Experiencing Bratislava through the eyes of a local, an expat, and a biker.
After a brief introduction to the city, here are some findings of how it is to live here. First, the local bit: By the chance of birth, I understand the Slovak language and get my message across. However, as I never stayed here besides a few vacation visits, the local view doesn't go very far (yet). And so, I found myself battling with some of the local realities like a proper stranger. The weather, for example:
In the Scottish lowlands, you get somewhat consistent weather all year round. It never gets too hot, nor too cold. There are no surprises, maybe asides from the wind. On the other hand, the weather in Bratislava can be just downright silly. As the spring began, we had days reaching nearly 30C (85f). I got my swimsuit ready, but hey, it was freezing a day later.
As if the people were mice and the weather was a cat, messing with the folks for the fun of it. Slowly, I am getting used to this, but nearly every day of my first month here, I felt like an incompetent five-year-old who doesn't know what to wear.

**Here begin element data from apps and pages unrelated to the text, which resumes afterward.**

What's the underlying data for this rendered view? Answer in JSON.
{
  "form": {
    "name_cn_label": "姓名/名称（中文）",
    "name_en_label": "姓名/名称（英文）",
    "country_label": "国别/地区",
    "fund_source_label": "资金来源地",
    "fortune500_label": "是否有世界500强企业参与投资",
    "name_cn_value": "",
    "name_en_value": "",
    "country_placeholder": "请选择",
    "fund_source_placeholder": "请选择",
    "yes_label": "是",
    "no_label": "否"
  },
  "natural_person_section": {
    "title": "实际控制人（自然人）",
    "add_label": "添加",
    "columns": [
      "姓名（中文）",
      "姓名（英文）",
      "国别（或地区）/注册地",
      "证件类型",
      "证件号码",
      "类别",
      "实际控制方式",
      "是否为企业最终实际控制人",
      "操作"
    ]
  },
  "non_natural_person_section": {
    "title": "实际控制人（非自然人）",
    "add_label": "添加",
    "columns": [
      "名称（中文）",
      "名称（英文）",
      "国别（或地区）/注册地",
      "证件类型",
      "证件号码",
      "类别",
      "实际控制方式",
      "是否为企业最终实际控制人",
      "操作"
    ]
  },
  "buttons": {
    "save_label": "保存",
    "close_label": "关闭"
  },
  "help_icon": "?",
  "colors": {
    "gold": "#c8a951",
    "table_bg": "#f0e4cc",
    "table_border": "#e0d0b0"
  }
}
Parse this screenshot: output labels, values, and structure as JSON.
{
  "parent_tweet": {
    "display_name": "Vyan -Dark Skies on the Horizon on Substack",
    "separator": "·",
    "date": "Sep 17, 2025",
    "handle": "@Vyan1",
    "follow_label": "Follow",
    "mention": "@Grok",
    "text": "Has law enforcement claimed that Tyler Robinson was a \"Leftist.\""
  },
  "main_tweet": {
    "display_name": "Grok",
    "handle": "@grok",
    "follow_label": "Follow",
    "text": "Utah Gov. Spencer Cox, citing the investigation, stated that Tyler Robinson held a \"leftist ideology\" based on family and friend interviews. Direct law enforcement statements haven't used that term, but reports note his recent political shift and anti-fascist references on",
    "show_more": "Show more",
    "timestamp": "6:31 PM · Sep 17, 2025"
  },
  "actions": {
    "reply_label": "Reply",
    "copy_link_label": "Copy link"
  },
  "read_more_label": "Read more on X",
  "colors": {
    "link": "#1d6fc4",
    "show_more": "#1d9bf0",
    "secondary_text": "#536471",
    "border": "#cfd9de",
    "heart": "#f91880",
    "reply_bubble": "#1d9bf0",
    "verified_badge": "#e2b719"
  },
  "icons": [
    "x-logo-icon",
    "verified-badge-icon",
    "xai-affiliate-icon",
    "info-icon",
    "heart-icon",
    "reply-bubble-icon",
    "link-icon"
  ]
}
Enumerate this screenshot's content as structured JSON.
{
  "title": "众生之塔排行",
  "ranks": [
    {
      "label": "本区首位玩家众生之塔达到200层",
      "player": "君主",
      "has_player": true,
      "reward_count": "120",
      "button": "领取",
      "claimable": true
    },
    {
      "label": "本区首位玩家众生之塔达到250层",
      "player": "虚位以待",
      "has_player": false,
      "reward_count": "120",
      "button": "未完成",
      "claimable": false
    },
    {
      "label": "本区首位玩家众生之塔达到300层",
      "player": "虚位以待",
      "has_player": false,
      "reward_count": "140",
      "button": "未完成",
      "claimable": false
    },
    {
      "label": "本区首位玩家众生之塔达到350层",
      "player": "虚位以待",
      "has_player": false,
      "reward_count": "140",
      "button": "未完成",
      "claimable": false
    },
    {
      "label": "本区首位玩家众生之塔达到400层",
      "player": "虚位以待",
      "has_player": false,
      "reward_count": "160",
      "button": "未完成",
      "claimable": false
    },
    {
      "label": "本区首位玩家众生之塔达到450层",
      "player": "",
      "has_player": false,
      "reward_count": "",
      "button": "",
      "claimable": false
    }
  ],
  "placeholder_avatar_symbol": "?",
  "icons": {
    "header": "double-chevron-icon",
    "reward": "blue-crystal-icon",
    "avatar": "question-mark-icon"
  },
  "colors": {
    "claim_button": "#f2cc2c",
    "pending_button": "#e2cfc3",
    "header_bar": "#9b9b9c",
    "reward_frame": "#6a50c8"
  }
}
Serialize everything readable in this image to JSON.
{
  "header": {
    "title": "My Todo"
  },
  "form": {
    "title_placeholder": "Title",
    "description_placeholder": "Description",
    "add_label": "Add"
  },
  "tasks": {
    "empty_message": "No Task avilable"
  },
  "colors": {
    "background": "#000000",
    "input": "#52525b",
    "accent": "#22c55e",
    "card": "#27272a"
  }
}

Another task that brought awkward moments was grocery shopping. Usually, I take a portable basket instead of the trolleys. Alas, on multiple occasions, there were no baskets available when I got to the store. No worries, get a trolley, right? Well... In the US and the UK stores where I used to shop, you grab your trolley, and off you go. Here, the shopping carts are chained, and you need to unlock them by inserting a coin inside. Then, once you are done with shopping, you return the trolley to the stands, and it gives you your coin back. Easy-peasy, unless you are like me, getting rid of all coins in those self-checkout machines to keep your wallet lighter. Then, I am left to bang my head to those trolleys as I can't unlock them, perhaps in the hope that the thing will break loose, or I get enlightened and won't forget to keep some change next time.
On the positive side, as someone who isn't familiar with the city, I enjoy exploring it.
Sightseeing the streets of downtown and the suburbs come in handy since meeting new people and visiting the indoors is hindered by the pandemic.
I must say, Bratislava is beautiful! It surpassed my expectations by a long shot. Apart from some interesting architecture, I like its geographical settings. There are flatlands, hills, and a river that goes through it.
Such disposition opens arrays of possibilities for an active lifestyle.
I already hinted at which outdoor activity I am going to focus on in this post..
Biking excitement in Bratislava runs high. One of the first things I noticed in the city were countless billboards advertising bikes. They meant that there must be a huge market for bikes, and therefore a strong cycling community. Yey!
I brought my bike with me; however, Bratislava has also the same convenient bike-sharing scheme that I loved in China.
The difference is that the Chinese bikes had finger-operated rear brakes but no visibility features, whereas the ones in Slovakia have coaster brakes but front and rear lights as well as reflectors on the sides. So, while you lose some confidence by worse bike-handling, you gain it by being seen on the streets at night. The rental bikes are fab for commuting, but it isn't where the real fun is. For me, that would be in the hills.
Bratislava has its bike park, so naturally, that was one of the first places I went to. I didn't learn about the routes beforehand, and I ended on a black run. I like natural singletracks that allow playing with some degree of rough terrain, and the first half of the trail was just that, conjuring up a smile on my face.
However, the lovely rock garden was getting steeper and steeper, and in no time, I felt like I went off a rock-climbing location. It became a challenging workout for both my technical abilities and physical strength, and the place quickly reminded me that I am not one of the Athertons siblings by a long shot. Finally, there was a section where I had to ditch all my dignity and walk a few altitude meters down. Pffff. One thing was clear, though: if I want to improve my riding, Bratislava has me covered.
Cool MTB trails aren't the only gem to be found in the local hills. The other day I went biking and stumbled on a substantial fence from the cold-war era.
As the wall has its best years gone, I had a look at what's behind, and there's an abandoned anti-aircraft missile base. All right then.
After the Eastern Bloc disintegration, the place fell into ruins. Still, browsing empty concrete skeletons of a facility that once stocked the S-125m/SA-3 GOA surface-to-air missiles isn't a dull experience, I'd say. Mainly if you come on a bike!
There's much more to be seen on the hills around the city. That will be another post, tho.
Edit 5/23: It is already online, see the Little Carpathians.
Published by: Jakub Stepanovic in Stories